- Restaurant Snaps Closed New York City inspectors shut down a restaurant after finding a snapping turtle in the sink. (AP)
- Did They Have to Clean the Glasses? A New Zealand restaurant got in trouble for accidentally serving dishwashing liquid as mulled wine. (AFP)
- Garlic Groveling In an attempt to keep yet another segment of the economy from protesting or striking, the Thai prime minister, a former television chef, used his weekly television address to promote cooking with local garlic. (AFP)
Wednesday, June 11, 2008
Product Review: Honest Tea Jasmine Green Energy Tea and Citrus Green Energy Tea
Tuesday, June 10, 2008
High Fructose Corn Syrup - A Sticky Ingredient
It's in wide use - a Tufts study in 2005 suggested that whereas bread was once the major source of calories in the diets of Americans, drinks sweetened with HFCS have now taken that position. For more personally empirical data, go to a grocery store and see how many products include HFCS: everything from sodas to snack chips. We've undertaken an interesting experiment of trying to eliminate HFCS as much as possible from our house. That still leaves anything at a restaurant that might fly under the radar, but I can say that even just within the house, making the switch is difficult. But any ingredient that has Archers Daniels Midland (ADM) spending heaven knows how much in lobbying fees to protect it can't be all good.
Monday, June 09, 2008
Strange News from the Food Front (6/9/2008)
- No Time For Oranges A survey suggests that Britons feel that they don't have time to peel oranges at lunch, so they opt for easier-to-peel citrus. (Reuters)
- Only $358.82 a Pound Someone in Japan paid $6100 for a 17-pound rare black-skinned Densuke watermellon. Hopefully it came with someone to spit out the seeds for the buyer. (AP)
- What Is that Flavor? An Arkansas corrections officer was allegedly caught smuggling syringes and pot hidden inside take-out TexMex food. (AP)
- What Weren't They Smoking? Some dorm workers at Indiana University got suspicious when they found green leafy material in some fudge they had been given. Turns out it was lavender. (AP)
- Serving Your Way to Heaven An Indian widow spent over $37,000 on a feast for a reputed 100,000 because she had no one to leave her money to. (Reuters)
- Do They Come in Coffin Shapes? The late inventor of the Pringles potato chip can had some of his cremated remains buried in one of them. (AP)
- Last Stop for Tube Drinking Thousands took to the London Underground to celebrate the last day of legal drinking on the system - and when things got out of control, police arrested 17 and closed 6 subway stations. (Reuters)
- Shaken, Not Stirred Champagne manufacturer Louis Roederer is testing the results of letting sparkling wine age 50 under the surface of the ocean rather than in the traditional cellars. And after all that wave action shaking the carbonated contents, who gets to open the first bottle? (Reuters)

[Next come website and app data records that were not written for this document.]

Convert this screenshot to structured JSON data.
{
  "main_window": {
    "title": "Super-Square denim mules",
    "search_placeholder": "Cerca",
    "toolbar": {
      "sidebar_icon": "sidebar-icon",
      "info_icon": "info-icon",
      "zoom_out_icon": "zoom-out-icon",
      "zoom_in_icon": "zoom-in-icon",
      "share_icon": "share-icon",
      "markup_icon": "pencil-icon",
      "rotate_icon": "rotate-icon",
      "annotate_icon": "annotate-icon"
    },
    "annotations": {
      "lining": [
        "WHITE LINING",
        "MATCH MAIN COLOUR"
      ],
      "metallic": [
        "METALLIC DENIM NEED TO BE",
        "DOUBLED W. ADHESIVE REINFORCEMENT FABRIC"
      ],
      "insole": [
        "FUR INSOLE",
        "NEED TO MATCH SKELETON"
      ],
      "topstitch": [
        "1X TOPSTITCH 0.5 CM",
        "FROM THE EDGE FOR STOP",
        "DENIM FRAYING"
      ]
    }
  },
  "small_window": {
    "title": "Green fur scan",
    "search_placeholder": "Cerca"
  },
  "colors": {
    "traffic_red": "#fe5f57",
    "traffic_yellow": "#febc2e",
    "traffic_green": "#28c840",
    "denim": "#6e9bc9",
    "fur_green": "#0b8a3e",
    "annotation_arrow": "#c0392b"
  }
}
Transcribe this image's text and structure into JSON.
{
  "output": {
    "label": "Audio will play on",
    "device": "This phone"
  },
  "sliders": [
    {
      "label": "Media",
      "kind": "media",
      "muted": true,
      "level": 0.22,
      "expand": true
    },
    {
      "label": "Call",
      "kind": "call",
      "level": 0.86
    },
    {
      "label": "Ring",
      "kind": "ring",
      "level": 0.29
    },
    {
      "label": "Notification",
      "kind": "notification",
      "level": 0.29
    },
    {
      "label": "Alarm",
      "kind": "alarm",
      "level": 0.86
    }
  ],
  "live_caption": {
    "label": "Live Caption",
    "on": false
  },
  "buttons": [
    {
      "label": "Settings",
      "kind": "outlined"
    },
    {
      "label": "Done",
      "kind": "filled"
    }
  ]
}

- Looks Good to Him An Israeli rabbi has declared giraffe meat and milk to be kosher. (AFP)
- Guess the Souffle Fell A 28-year-old trainee chef threatened to kill himself with a knife unless allowed to retake a test at Le Cordon Bleu cooking school in London. (London Telegraph)
Friday, June 06, 2008
Product Review: DeLonghi EC155 Espresso/Cappuccino Maker
The one-liter water tank is not the largest I've seen, and the "easy to clean" claim only makes sense if you don't have large hands as I do, because the opening is wide but narrow. Thank heaven for cleaning brushes. But the tank does go on and off pretty easily. There is also storage next to the top of the tank for a portafilter coffee holder, which is important because the machine comes with two: one for two shots of espresso, and one for one. This way you can keep out one of the way when using the other.
The coffee holders seem to be of type that are intended to make crema - or the flavorful foam on top of the shots - more easily. Experts generally frown upon these, because they actually can damage the natural development and taste in the quest for something that looks good. I can attest that some fabulous beans that I picked up from Amherst Coffee - maybe the best espresso bar I've come across - just don't come out as well as I know is possible. However, comparing one of these lower-end machines to pro equipment is unfair. A complete espresso head may be disappointed, but if you don't find yourself fussy to a point that others consider a bit nutty, you should be fine.
The steam wand has one of those attachments that's supposed to make getting the right foam easy. I was actually surprised that it worked decently. The foam isn't as fine as I could get with a regular nozzle, but without a doubt it is decent, and if you haven't put in the practice time doing one batch of milk after another over weeks and months, you'll get acceptable results immediately. The one thing I didn't like about it is that the wand only swings from side to side and not up and down, which means you can run into difficulty trying to get the milk pitcher or a cup under the wand and even tougher getting it back again. At an online "street" price of about $100, you could do a whole lot worse while spending significantly more.
Thursday, June 05, 2008
EU to US: Bad Chicken, Bad Chicken - and Problems with Kosher Birds
Then again, we've had some unpleasant experience with kosher birds - namely Empire brand - over the years. Just recently we picked up a couple at a Trader Joe's, got them home, started unwrapping one, and found that it smelled bad. The store was fabulous about handling the problem, not only taking the bird back, but bringing my wife out to check for a replacement and letting her open and smell it before taking possession.
Unfortunately, this isn't the only time we've brought Empire birds home to find the aroma off-putting. We also had this problem a few times with The Butcherie, a kosher food store in Brookline, Massachusetts. Does it mean that the better taste that goes with a kosher treatment also brings a higher risk of a problem? If anyone has an answer, I'd be glad to hear it - and I think I'll check with some sources to see if I can provide some educated information.
Wednesday, June 04, 2008
Yes, We Have No Bananas
Panama disease is so virulent that a single clump of dirt tracked in on a tire tread or a shoe can spark a country-wide outbreak. It isn't hard to imagine that a stray banana box from the Philippines, loaded into a Dole shipping container could be left unloaded at Long Beach, California, and continue on to Guatemala, where it could infect that nation's crop and tear through Latin America.The big fruit companies seem to be living in denial and aren't publicly addressing the problem. Scientists are looking at genetic engineering as a solution. Great, from blight to GMO.
Tuesday, June 03, 2008
A Yogurt Rant
Monday, June 02, 2008
Strange News from the Food Front (6/2/2008)
- I'm Going to Need Seconds Japanese scientists created a noodle bowl so small that you have to use a microscope to see it. (AP)
- Everyone's a Critic Police arrested a Hamptons gallery owner for serving wine and champagne at her gallery for the opening of an exhibit of photographs taken by Angelina Jolie, Madonna, and Justin Timberlake. (AP)
- Who Had Too Much Caffeine? Dunkin Donuts withdrew an ad featuring Rachel Ray when conservative bloggers went berserk over her wearing a scarf that they claimed was patterned like a traditional Arab headdress. (AP)
- Bridget Jones Blamed as Chardonnay Bane A wine expert blames the fictional character Bridget Jones's crying into a glass of chardonnay for making the wine less appealing. (London Telegraph)
- A Really Light Beer A Japanese company plans to make beer with barley descended from grains that spent five months on the International Space Station in 2006. The entire run, by Sapporo, will be 100 bottles. (AP)